Singapore is expected to save at least S$3 billion following the shelving of the Kuala Lumpur-Singapore High Speed Rail (HSR). According to Singapore’s Transport Ministry, S$3 billion was allocated in the 2018 Budget for the HSR and Johor Bahru-Singapore Rapid Transit System (RTS).
The RTS is likely to be scrapped as well, as Malaysia Prime Minister Mahathir Mohamad revealed that the Malaysia government is in a RM1 trillion debt and that such cross border projects are too exorbitant. The Malaysian PM also said that they are “not going to earn a single cent” from these billion-dollar projects, which he also said is only an election carrot to boost the popularity of former dictator Prime Minister Najib Razak.

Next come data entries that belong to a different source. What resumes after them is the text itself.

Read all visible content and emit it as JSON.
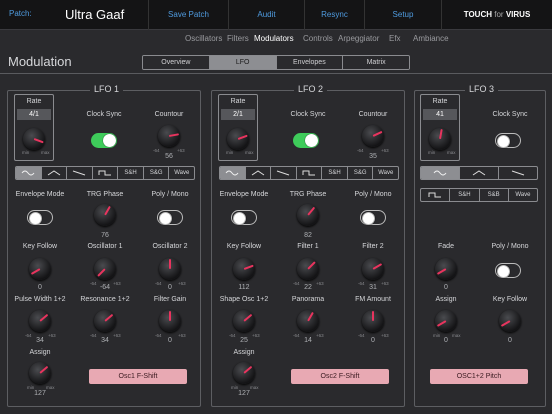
{
  "header": {
    "patch_label": "Patch:",
    "patch_name": "Ultra Gaaf",
    "save": "Save Patch",
    "audit": "Audit",
    "resync": "Resync",
    "setup": "Setup",
    "brand_touch": "TOUCH",
    "brand_for": "for",
    "brand_virus": "VIRUS"
  },
  "nav": {
    "tabs": [
      "Oscillators",
      "Filters",
      "Modulators",
      "Controls",
      "Arpeggiator",
      "Efx",
      "Ambiance"
    ],
    "active": "Modulators"
  },
  "page": {
    "title": "Modulation",
    "segments": [
      "Overview",
      "LFO",
      "Envelopes",
      "Matrix"
    ],
    "active_segment": "LFO"
  },
  "labels": {
    "rate": "Rate",
    "clock_sync": "Clock Sync",
    "contour": "Countour",
    "envelope_mode": "Envelope Mode",
    "trg_phase": "TRG Phase",
    "poly_mono": "Poly / Mono",
    "key_follow": "Key Follow",
    "assign": "Assign",
    "fade": "Fade",
    "min": "min",
    "max": "max",
    "m64": "-64",
    "p63": "+63",
    "sh": "S&H",
    "sg": "S&G",
    "sb": "S&B",
    "wave": "Wave"
  },
  "lfo1": {
    "title": "LFO 1",
    "rate": "4/1",
    "contour": "56",
    "trg_phase": "76",
    "osc1_label": "Oscillator 1",
    "osc1": "-64",
    "osc2_label": "Oscillator 2",
    "osc2": "0",
    "k1_label": "Pulse Width 1+2",
    "k1": "34",
    "k2_label": "Resonance 1+2",
    "k2": "34",
    "k3_label": "Filter Gain",
    "k3": "0",
    "key_follow": "0",
    "assign": "127",
    "assign_target": "Osc1 F-Shift",
    "clock_sync": true,
    "env_mode": false,
    "poly": false
  },
  "lfo2": {
    "title": "LFO 2",
    "rate": "2/1",
    "contour": "35",
    "trg_phase": "82",
    "a_label": "Filter 1",
    "a": "22",
    "b_label": "Filter 2",
    "b": "31",
    "c_label": "Shape Osc 1+2",
    "c": "25",
    "d_label": "Panorama",
    "d": "14",
    "e_label": "FM Amount",
    "e": "0",
    "key_follow": "112",
    "assign": "127",
    "assign_target": "Osc2 F-Shift",
    "clock_sync": true,
    "env_mode": false,
    "poly": false
  },
  "lfo3": {
    "title": "LFO 3",
    "rate": "41",
    "fade": "0",
    "assign": "0",
    "key_follow": "0",
    "assign_target": "OSC1+2 Pitch",
    "clock_sync": false,
    "poly": false
  },
  "colors": {
    "accent": "#4f9bdf",
    "knob_indicator": "#e8345e",
    "toggle_on": "#3ecb5a",
    "assign_bg": "#e8a9b3"
  }
}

Malaysia would have to pay US$125 million to Singapore for breaking the contract, but PM Mahathir said he is going to negotiate the amount.
Over in Singapore, the Transport Ministry was allocated S$13.7 billion in 2018 Budget, or about 50% higher than 2017. The Singapore government is also going into debt by borrowing from state-owned companies and statutory boards to fund the construction of several multi-billion projects like HSR, RTS, Terminal 5 and Tuas Mega Port.
Following the dissolution of HSR and RTS, the Singapore government now no longer need to raise GST by 2% in 2021.
According state media estimates, the 2% increase in GST is estimated to generate S$3.6 billion in tax revenue. With the S$3 billion pressure alleviated from the HSR and RTS, Singapore can also look at removal of Terminal 5 to save the people tens of billions in taxes.
Unfortunately for Singaporeans, reducing taxes for the masses is never in Lee Hsien Loong’s style of governance. While corporate taxes was slashed by S$2.7 billion in Budget 2018, the ruling party PAP government raised a wide range of taxes from water prices and carpark fees to GST. Like Najib Razak, Prime Minister Lee Hsien Loong fancies billion-dollar projects and had splurged billions on a garden, a stadium, a park and a casino.